(Beginning of GIVEN DATA)

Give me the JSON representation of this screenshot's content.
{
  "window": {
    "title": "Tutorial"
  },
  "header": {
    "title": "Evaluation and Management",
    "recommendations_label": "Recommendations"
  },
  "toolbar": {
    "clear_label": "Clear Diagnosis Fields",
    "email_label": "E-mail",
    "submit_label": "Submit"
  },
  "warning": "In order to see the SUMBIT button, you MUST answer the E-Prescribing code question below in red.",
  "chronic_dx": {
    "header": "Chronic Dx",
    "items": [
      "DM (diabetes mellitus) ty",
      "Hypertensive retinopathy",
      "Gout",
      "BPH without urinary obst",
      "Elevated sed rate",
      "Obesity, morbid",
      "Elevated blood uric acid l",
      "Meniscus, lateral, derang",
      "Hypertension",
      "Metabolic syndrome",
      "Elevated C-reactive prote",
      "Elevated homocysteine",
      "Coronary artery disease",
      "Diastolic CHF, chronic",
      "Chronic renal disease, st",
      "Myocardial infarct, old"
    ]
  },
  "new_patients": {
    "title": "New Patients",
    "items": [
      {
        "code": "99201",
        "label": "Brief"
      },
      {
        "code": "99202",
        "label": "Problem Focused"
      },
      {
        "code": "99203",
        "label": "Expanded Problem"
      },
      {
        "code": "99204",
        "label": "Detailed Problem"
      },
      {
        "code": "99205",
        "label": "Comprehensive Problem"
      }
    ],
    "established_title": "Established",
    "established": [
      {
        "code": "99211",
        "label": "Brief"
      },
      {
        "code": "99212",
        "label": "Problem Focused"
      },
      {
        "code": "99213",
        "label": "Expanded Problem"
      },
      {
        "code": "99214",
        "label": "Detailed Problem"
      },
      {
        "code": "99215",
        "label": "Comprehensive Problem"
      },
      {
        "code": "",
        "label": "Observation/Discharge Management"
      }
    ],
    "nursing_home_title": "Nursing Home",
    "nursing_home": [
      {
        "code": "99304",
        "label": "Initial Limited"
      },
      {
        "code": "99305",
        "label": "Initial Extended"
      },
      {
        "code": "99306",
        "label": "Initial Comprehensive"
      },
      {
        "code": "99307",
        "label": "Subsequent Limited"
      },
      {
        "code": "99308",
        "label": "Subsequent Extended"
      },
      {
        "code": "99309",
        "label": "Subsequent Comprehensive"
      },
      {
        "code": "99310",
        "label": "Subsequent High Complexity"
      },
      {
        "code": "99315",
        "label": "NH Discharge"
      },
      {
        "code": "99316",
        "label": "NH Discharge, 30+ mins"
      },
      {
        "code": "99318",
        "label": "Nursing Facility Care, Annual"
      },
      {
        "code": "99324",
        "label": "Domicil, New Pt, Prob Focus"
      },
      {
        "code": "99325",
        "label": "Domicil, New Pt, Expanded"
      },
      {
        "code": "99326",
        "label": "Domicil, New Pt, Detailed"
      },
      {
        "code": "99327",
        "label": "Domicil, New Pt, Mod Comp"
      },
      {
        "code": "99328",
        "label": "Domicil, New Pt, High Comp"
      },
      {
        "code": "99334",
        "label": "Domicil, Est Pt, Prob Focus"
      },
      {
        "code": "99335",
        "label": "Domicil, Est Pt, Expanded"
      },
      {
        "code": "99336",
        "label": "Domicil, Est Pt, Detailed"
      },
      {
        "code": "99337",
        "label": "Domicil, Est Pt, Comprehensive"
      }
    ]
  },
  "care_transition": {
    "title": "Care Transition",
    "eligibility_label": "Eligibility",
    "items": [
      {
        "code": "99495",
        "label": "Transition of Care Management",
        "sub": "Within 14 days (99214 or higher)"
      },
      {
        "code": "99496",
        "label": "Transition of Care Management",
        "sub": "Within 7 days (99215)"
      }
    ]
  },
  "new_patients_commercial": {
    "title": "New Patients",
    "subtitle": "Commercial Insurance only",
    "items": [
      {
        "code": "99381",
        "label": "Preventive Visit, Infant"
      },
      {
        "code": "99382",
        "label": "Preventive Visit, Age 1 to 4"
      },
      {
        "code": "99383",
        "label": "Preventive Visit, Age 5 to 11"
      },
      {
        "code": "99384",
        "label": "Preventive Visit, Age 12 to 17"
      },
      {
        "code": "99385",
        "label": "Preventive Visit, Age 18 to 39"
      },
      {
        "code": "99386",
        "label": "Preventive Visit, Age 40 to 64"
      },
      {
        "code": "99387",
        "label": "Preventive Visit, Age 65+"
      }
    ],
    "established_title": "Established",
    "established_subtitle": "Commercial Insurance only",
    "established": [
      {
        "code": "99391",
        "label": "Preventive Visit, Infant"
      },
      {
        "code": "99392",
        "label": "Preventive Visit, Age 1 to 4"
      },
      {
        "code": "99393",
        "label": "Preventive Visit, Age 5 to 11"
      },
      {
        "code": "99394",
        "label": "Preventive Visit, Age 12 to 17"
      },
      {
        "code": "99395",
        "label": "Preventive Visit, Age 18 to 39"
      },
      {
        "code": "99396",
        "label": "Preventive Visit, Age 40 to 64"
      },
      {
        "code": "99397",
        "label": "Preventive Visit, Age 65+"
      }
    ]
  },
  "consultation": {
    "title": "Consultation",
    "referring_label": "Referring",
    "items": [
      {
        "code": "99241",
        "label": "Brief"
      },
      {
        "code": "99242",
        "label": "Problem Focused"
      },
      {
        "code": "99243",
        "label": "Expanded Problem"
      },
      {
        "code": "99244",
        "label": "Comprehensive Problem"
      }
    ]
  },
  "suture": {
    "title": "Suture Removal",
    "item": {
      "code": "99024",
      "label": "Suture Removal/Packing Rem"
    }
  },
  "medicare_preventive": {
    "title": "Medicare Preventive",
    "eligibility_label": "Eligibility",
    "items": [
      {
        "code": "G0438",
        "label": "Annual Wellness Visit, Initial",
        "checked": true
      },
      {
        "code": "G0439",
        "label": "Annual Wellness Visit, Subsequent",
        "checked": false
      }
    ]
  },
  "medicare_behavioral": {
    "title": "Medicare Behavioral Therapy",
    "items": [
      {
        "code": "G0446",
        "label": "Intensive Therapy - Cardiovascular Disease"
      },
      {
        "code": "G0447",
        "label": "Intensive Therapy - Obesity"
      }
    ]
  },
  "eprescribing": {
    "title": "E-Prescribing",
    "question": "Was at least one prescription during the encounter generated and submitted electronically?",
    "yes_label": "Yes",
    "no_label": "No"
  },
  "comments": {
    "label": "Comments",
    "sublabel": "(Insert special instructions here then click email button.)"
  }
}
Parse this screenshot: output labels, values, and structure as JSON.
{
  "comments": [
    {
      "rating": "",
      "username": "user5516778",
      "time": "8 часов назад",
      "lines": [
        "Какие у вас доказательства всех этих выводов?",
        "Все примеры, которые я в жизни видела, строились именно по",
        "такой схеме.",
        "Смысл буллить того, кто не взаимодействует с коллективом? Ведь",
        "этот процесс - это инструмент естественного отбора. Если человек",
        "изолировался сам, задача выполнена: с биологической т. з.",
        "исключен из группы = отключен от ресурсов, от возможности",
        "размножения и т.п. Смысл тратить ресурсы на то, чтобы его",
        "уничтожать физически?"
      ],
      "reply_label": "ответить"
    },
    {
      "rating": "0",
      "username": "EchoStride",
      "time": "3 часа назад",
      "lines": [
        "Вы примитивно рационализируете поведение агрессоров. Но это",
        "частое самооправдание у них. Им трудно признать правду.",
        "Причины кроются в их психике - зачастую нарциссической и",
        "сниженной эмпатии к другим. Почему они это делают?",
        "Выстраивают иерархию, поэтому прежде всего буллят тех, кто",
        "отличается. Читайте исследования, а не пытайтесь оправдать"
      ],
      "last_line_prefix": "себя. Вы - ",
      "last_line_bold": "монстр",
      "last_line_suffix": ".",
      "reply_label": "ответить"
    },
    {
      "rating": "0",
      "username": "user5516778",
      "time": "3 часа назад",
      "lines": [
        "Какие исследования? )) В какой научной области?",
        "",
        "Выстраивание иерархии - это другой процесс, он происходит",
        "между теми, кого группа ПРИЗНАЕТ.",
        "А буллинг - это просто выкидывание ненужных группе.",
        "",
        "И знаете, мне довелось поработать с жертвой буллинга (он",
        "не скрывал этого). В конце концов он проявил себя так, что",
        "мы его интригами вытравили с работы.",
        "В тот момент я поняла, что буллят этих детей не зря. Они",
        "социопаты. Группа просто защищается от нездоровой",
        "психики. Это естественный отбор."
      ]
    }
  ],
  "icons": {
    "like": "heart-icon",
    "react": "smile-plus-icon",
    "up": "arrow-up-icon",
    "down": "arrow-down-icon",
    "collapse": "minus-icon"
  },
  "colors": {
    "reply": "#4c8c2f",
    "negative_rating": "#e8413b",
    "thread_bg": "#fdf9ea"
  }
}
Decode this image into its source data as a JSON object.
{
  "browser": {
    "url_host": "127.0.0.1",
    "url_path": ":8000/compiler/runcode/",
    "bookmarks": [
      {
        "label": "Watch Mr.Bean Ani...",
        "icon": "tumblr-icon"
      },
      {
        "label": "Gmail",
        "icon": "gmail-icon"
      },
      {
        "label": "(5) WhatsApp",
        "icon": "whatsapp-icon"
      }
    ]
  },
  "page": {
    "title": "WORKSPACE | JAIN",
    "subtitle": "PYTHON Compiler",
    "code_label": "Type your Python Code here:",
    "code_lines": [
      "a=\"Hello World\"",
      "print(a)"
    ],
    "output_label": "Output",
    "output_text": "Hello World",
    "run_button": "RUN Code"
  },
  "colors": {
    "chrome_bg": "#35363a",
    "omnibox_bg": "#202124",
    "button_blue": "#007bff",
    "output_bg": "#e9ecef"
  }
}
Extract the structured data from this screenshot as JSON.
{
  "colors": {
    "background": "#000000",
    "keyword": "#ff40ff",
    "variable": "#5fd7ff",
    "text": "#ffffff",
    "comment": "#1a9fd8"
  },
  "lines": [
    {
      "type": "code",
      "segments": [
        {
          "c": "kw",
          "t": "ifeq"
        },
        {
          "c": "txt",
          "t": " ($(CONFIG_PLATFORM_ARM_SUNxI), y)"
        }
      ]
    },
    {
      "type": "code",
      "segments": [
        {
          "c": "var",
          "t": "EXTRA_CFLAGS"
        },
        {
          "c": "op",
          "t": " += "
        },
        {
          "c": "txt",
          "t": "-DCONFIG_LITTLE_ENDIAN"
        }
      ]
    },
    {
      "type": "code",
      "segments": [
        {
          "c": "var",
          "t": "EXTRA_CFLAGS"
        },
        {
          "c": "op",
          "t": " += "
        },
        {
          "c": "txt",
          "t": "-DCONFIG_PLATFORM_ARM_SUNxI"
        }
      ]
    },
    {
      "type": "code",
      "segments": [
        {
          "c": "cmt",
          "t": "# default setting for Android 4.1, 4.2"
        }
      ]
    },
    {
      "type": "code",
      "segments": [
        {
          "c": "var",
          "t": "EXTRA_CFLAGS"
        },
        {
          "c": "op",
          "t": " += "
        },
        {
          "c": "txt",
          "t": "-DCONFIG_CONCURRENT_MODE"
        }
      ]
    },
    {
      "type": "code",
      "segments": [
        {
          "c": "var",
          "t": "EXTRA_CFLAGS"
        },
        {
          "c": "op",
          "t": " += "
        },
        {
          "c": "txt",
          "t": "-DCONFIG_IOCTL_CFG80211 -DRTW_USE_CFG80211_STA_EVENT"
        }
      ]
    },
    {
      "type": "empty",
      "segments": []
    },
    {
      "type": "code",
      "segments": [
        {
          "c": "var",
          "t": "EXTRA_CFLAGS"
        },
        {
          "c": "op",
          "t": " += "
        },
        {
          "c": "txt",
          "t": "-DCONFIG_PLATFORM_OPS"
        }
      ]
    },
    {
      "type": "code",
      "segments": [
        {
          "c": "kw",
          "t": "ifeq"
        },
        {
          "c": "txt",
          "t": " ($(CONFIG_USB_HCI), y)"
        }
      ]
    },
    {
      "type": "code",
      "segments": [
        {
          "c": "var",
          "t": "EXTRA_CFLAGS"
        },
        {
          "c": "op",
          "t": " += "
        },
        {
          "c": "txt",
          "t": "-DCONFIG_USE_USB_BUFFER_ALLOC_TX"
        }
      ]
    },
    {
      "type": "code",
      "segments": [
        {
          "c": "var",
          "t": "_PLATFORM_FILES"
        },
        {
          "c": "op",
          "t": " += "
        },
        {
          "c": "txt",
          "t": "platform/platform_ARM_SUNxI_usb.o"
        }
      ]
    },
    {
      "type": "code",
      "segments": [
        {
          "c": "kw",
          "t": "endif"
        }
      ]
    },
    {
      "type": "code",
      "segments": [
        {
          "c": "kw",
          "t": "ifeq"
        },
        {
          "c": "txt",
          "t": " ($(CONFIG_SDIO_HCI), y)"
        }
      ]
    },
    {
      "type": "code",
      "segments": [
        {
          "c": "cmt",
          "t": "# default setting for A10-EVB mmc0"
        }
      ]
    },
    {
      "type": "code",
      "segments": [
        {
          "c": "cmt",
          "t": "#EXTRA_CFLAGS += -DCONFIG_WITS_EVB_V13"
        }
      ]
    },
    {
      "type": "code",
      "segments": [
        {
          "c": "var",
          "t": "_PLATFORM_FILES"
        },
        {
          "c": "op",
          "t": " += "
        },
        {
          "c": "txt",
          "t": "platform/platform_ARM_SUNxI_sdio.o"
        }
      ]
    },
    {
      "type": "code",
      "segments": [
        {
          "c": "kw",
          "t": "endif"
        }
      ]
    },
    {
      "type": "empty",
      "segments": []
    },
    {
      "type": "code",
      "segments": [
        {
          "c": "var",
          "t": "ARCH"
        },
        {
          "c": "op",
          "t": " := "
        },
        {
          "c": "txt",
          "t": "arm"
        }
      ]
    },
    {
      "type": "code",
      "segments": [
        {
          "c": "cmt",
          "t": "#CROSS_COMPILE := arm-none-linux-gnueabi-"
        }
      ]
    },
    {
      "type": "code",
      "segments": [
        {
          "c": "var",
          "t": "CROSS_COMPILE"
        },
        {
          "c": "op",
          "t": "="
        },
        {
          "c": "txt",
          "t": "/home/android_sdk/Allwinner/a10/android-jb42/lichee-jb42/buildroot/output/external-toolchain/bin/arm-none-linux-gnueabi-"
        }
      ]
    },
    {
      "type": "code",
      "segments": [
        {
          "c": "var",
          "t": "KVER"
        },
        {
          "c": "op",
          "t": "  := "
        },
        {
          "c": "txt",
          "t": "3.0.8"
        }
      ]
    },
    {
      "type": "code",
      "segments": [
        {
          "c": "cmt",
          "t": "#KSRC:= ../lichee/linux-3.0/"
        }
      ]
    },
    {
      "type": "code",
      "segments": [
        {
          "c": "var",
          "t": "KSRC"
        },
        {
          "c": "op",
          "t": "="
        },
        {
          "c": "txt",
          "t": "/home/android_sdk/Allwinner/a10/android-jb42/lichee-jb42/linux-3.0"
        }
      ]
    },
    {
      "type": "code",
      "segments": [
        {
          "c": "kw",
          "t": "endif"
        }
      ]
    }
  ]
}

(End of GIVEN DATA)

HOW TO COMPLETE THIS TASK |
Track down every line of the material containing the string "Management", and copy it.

WRITTEN REPLY |
    "title": "Evaluation and Management",
        "label": "Observation/Discharge Management"
        "label": "Transition of Care Management",
        "label": "Transition of Care Management",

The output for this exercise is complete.